In her keynote speech Ambassador Deborah Lipstadt, Special Envoy for Monitoring and Combating Antisemitism, expressed her concern about “the rise of antisemitism, which flourishes where there are Jews, and where there are no Jews.” As a means of dealing with this and other ambiguities regarding the nature of this hatred Secretary of State Anthony Blinken “enthusiastically embraced the non-legally binding IHRA working definition on antisemitism”, she added.
As the most important goal of her tenure in office Ambassador Lipstadt expressed “her hope to be able to reduce the proliferation of expressions of antisemitism” and “to enhance the worlds understanding that the fight against antisemitism is not a Jewish issue, that it is much more than an attack on Jews: that it is an attack on democracy.” She reminded that this is why President Biden, Vice President Harris and Secretary of State Blinken, as well as governors and lawmakers from both sides of the isle, rightfully consider antisemitism not just a threat to a particular group of Americans, but also a threat to democracy and international security.

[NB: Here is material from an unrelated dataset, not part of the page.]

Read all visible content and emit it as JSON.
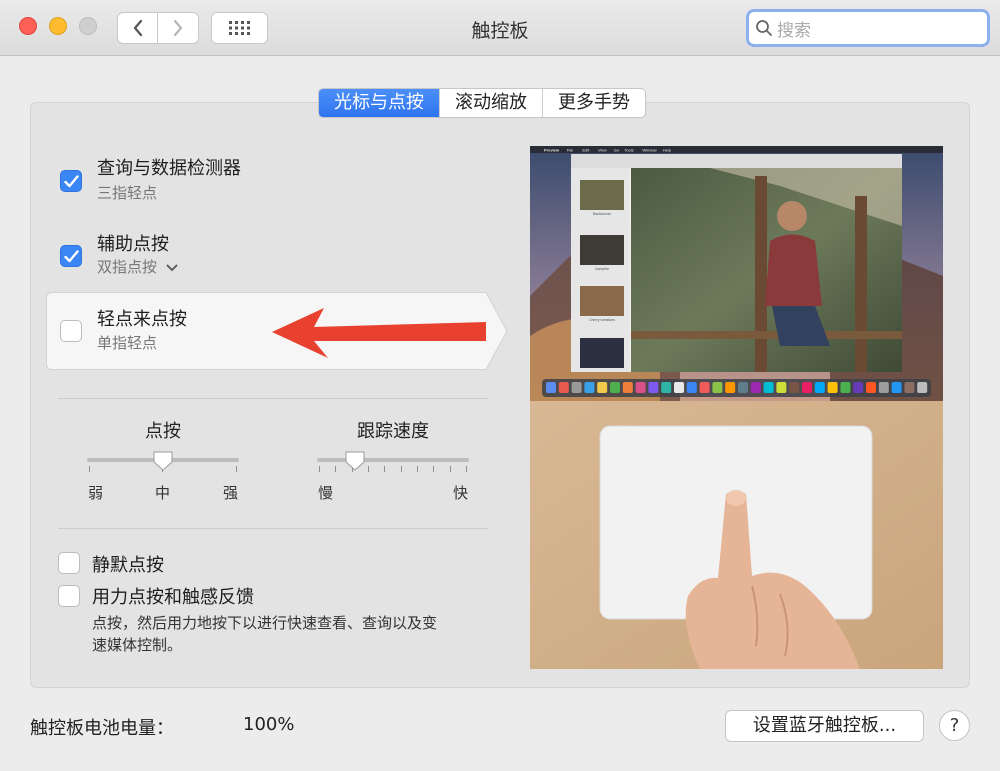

She continued by underlining that “for decades Americans have dealt with antisemitism as a problem for other countries to resolve, while in America it was considered more theoretically than tangible,” which is, regrettably, no longer the case. “Antisemitism is on the rise worldwide, the United States included. In fact the issue has become so urgent that President Biden in December last year ordered federal departments and agencies to come together to develop the first National Strategy to counter this vicious hatred”, as the same have already done numerous countries, including the European Union. She called upon all “who see something to say something” and warned that “saying nothing emboldens the antisemite and normalizes prejudice.” She concluded by reminding that “speaking out might be costly but that keeping silent is even costlier.”
The National Days of Remembrance enabled survivors, who attended the ceremony, to share their moving testimonies of the Holocaust. They were supported by representatives of young Americans declaring their commitment to remember the Holocaust. Theodora Dora Klayman, a Holocaust survivor from Croatia and volunteer at the US Holocaust Memorial Museum shared her personal experience of the Holocaust in Ludbreg while holding a photo of her parents with her when she was two years old. The parents of Dora Klayman were deported and murdered in Jasenovac and Stara Gradiška.
After the ceremony Deputy Prime Minister and Minister Davor Božinović and Co-Chair of the Croatian IHRA Presidency Ambassador Terezija Gras had the opportunity for a short exchange with Special Envoy Ambassador Deborah Lipstadt, informing her about the priorities and upcoming events of the Croatian IHRA Presidency.